Fleeing from the Normans and carrying with them the relics of their founder, St-Laumer, some Benedictine monks found shelter in Blois where they decided to build their abbey. the present church, today known as St. Nicolas, but whose real name is St. Laumer, was the former abbey-church.
From 1138 to 1186 these monks built the choir, the transept and the first row of columns of the abbey-church, completing it at the beginning of the next century. During the War of Religion the church was disfigured and the abbey itself destroyed by the Protestants. In the 17th and 18th centuries abbey was rebuilt, it was turned into a hospital at the time of the Revolution.
The speed with which the church was built and the sole addition of the apse chapel in the 14th century give a surprising unity to the whole. On entering the church, one could imagine that it was worked in the same stone by the same workman, for the same majestic and robust characteristics appear in all the different parts of the church. The elegant form of the choir, the crossbar, the majestic pillars of the transept-cross, the statues of people and masks which are to be found along the entire length of the building, the perspective inside the church, where the horizontal lines dominate the verticals; all this adds up to harmonious ensemble, which places the abbey-church of St. Laumer among the most remarkable examples of French medieval architecture.
However, two different periods of construction - about 20 years between them - have left the building with two different, and very marked, architectural styles. It is from the center of the church that the visitor will be able to notice these characteristics the most easily.References:
Château de Chambord (14,4 km)
Château de Loches (56,9 km)
Château de Châteaudun (54,1 km)
Château d'Amboise (32,2 km)
Château de Chaumont (16,2 km)
Château de Cheverny (13,3 km)
Château de Beaugency (31,2 km)
Post Museum (32,3 km)
Château de Valençay (50,6 km)
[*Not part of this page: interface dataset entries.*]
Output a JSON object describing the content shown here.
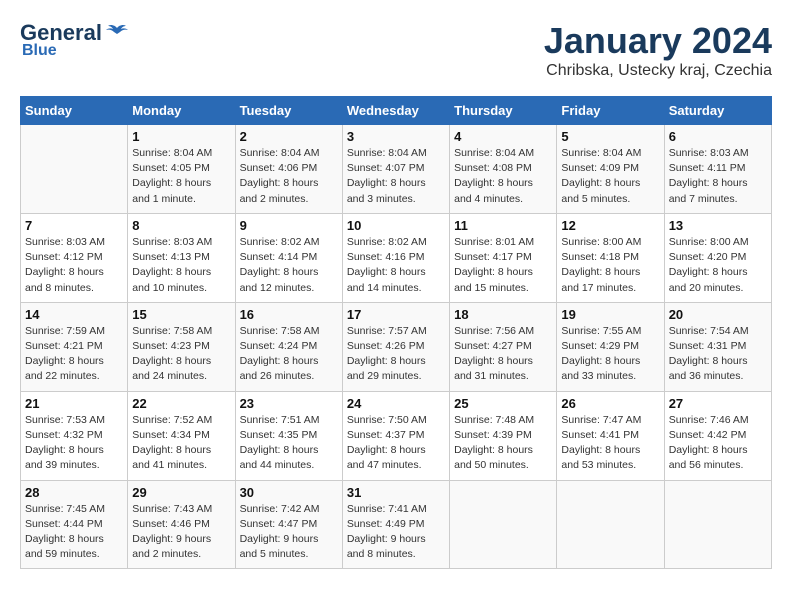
{
  "logo": {
    "text1": "General",
    "text2": "Blue"
  },
  "title": "January 2024",
  "subtitle": "Chribska, Ustecky kraj, Czechia",
  "days_header": [
    "Sunday",
    "Monday",
    "Tuesday",
    "Wednesday",
    "Thursday",
    "Friday",
    "Saturday"
  ],
  "weeks": [
    [
      {
        "num": "",
        "info": ""
      },
      {
        "num": "1",
        "info": "Sunrise: 8:04 AM\nSunset: 4:05 PM\nDaylight: 8 hours\nand 1 minute."
      },
      {
        "num": "2",
        "info": "Sunrise: 8:04 AM\nSunset: 4:06 PM\nDaylight: 8 hours\nand 2 minutes."
      },
      {
        "num": "3",
        "info": "Sunrise: 8:04 AM\nSunset: 4:07 PM\nDaylight: 8 hours\nand 3 minutes."
      },
      {
        "num": "4",
        "info": "Sunrise: 8:04 AM\nSunset: 4:08 PM\nDaylight: 8 hours\nand 4 minutes."
      },
      {
        "num": "5",
        "info": "Sunrise: 8:04 AM\nSunset: 4:09 PM\nDaylight: 8 hours\nand 5 minutes."
      },
      {
        "num": "6",
        "info": "Sunrise: 8:03 AM\nSunset: 4:11 PM\nDaylight: 8 hours\nand 7 minutes."
      }
    ],
    [
      {
        "num": "7",
        "info": "Sunrise: 8:03 AM\nSunset: 4:12 PM\nDaylight: 8 hours\nand 8 minutes."
      },
      {
        "num": "8",
        "info": "Sunrise: 8:03 AM\nSunset: 4:13 PM\nDaylight: 8 hours\nand 10 minutes."
      },
      {
        "num": "9",
        "info": "Sunrise: 8:02 AM\nSunset: 4:14 PM\nDaylight: 8 hours\nand 12 minutes."
      },
      {
        "num": "10",
        "info": "Sunrise: 8:02 AM\nSunset: 4:16 PM\nDaylight: 8 hours\nand 14 minutes."
      },
      {
        "num": "11",
        "info": "Sunrise: 8:01 AM\nSunset: 4:17 PM\nDaylight: 8 hours\nand 15 minutes."
      },
      {
        "num": "12",
        "info": "Sunrise: 8:00 AM\nSunset: 4:18 PM\nDaylight: 8 hours\nand 17 minutes."
      },
      {
        "num": "13",
        "info": "Sunrise: 8:00 AM\nSunset: 4:20 PM\nDaylight: 8 hours\nand 20 minutes."
      }
    ],
    [
      {
        "num": "14",
        "info": "Sunrise: 7:59 AM\nSunset: 4:21 PM\nDaylight: 8 hours\nand 22 minutes."
      },
      {
        "num": "15",
        "info": "Sunrise: 7:58 AM\nSunset: 4:23 PM\nDaylight: 8 hours\nand 24 minutes."
      },
      {
        "num": "16",
        "info": "Sunrise: 7:58 AM\nSunset: 4:24 PM\nDaylight: 8 hours\nand 26 minutes."
      },
      {
        "num": "17",
        "info": "Sunrise: 7:57 AM\nSunset: 4:26 PM\nDaylight: 8 hours\nand 29 minutes."
      },
      {
        "num": "18",
        "info": "Sunrise: 7:56 AM\nSunset: 4:27 PM\nDaylight: 8 hours\nand 31 minutes."
      },
      {
        "num": "19",
        "info": "Sunrise: 7:55 AM\nSunset: 4:29 PM\nDaylight: 8 hours\nand 33 minutes."
      },
      {
        "num": "20",
        "info": "Sunrise: 7:54 AM\nSunset: 4:31 PM\nDaylight: 8 hours\nand 36 minutes."
      }
    ],
    [
      {
        "num": "21",
        "info": "Sunrise: 7:53 AM\nSunset: 4:32 PM\nDaylight: 8 hours\nand 39 minutes."
      },
      {
        "num": "22",
        "info": "Sunrise: 7:52 AM\nSunset: 4:34 PM\nDaylight: 8 hours\nand 41 minutes."
      },
      {
        "num": "23",
        "info": "Sunrise: 7:51 AM\nSunset: 4:35 PM\nDaylight: 8 hours\nand 44 minutes."
      },
      {
        "num": "24",
        "info": "Sunrise: 7:50 AM\nSunset: 4:37 PM\nDaylight: 8 hours\nand 47 minutes."
      },
      {
        "num": "25",
        "info": "Sunrise: 7:48 AM\nSunset: 4:39 PM\nDaylight: 8 hours\nand 50 minutes."
      },
      {
        "num": "26",
        "info": "Sunrise: 7:47 AM\nSunset: 4:41 PM\nDaylight: 8 hours\nand 53 minutes."
      },
      {
        "num": "27",
        "info": "Sunrise: 7:46 AM\nSunset: 4:42 PM\nDaylight: 8 hours\nand 56 minutes."
      }
    ],
    [
      {
        "num": "28",
        "info": "Sunrise: 7:45 AM\nSunset: 4:44 PM\nDaylight: 8 hours\nand 59 minutes."
      },
      {
        "num": "29",
        "info": "Sunrise: 7:43 AM\nSunset: 4:46 PM\nDaylight: 9 hours\nand 2 minutes."
      },
      {
        "num": "30",
        "info": "Sunrise: 7:42 AM\nSunset: 4:47 PM\nDaylight: 9 hours\nand 5 minutes."
      },
      {
        "num": "31",
        "info": "Sunrise: 7:41 AM\nSunset: 4:49 PM\nDaylight: 9 hours\nand 8 minutes."
      },
      {
        "num": "",
        "info": ""
      },
      {
        "num": "",
        "info": ""
      },
      {
        "num": "",
        "info": ""
      }
    ]
  ]
}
The Royal Palace of Gödöllő is one of the most important, largest monuments of Hungarian palace architecture. Its builder, Count Antal Grassalkovich I (1694–1771) was a typical figure of the regrouping Hungarian aristocracy of the 18th century. He was a Royal Septemvir, president of the Hungarian Chamber, and confidant of Empress Maria Theresa (1740–1780). The construction began around 1733, under the direction of András Mayerhoffer (1690–1771) a famous builder from Salzburg who worked in Baroque and Zopf style.
The palace has a double U shape, and is surrounded by an enormous park. The building underwent several enlargements and modifications during the 18th century; its present shape being established in the time of the third generation of the Grassalkovich family. By then the building had 8 wings, and - besides the residential part - it contained a church, a theatre, a riding-hall, a hothouse, a greenhouse for flowers and an orangery.
After the male side of the Grassalkovich family died out in 1841, the palace had several owners, and in 1867 it was bought for the crown. The decision of parliament designated it the resting residence of the King of Hungary. This state lasted until 1918, thus Francis Joseph (1867–1916) and later Charles IV and the royal family spent several months in Gödöllő every year.
During this period the palace became the symbol of independent Hungarian statehood, and, as a residential centre it had a political significance of it own. It was Queen Elisabeth (1837–1898) who specially loved staying in Gödöllő, where the Hungarian personnel and neighbourhood of the palace always warmly welcomed her. She was able to converse fluently in Hungarian. Following her tragic death, a memorial park adjoining the upper-garden was built.
The period of the royal decades also brought their enlargements and modifications. The suites were made more comfortable, and a marble stable and coach house were built. The riding hall was remodelled.
Between the two world wars the palace served as the residence for Regent Miklós Horthy. No significant building took place during this period, apart from an air-raid shelter in the southern front garden. After 1945 the palace, like many other buildings in Hungary, fell into decay.
Soviet and Hungarian troops used the building, some of the beautifully decorated rooms were used for an old people's home, and the park was divided into smaller plots of land.
The protection of the palace as a historical monument started in 1981, when the National Board for Monuments launched its palace project. The most important tasks of preservation began in 1986 and were completed in the end of 1991. During this time the palace was partly emptied. By 1990 the Soviet troops left the southern wing, then the old people's home was closed down.
During this time the roof of the riding-hall and the stable-wing was reconstructed, the façade of the building was renovated, as well as the trussing of the central wings and the double cupola. Research was carried out in the archives and in the building, and thus the different building periods of the monument were defined. Painted walls and rooms were uncovered which revealed the splendour of the 18-19th centuries. Architectural structures were discovered, and so were the different structures of the park.
The utilisation of the main front wings of the palace was designed as a clear and well-developed architectural project. The first floor's 23 rooms (nearly 1000 sq. m.) accommodate the interior exhibition. The emphasis was laid on the revival of the atmosphere of the royal period and the introduction of the time of the Grassalkovich family.
Reconstruction is the principle of the interiors completed so far creating the state as it was around the 1880s. One of the most striking features of the Empress Elisabeth Exhibition is its historical accuracy.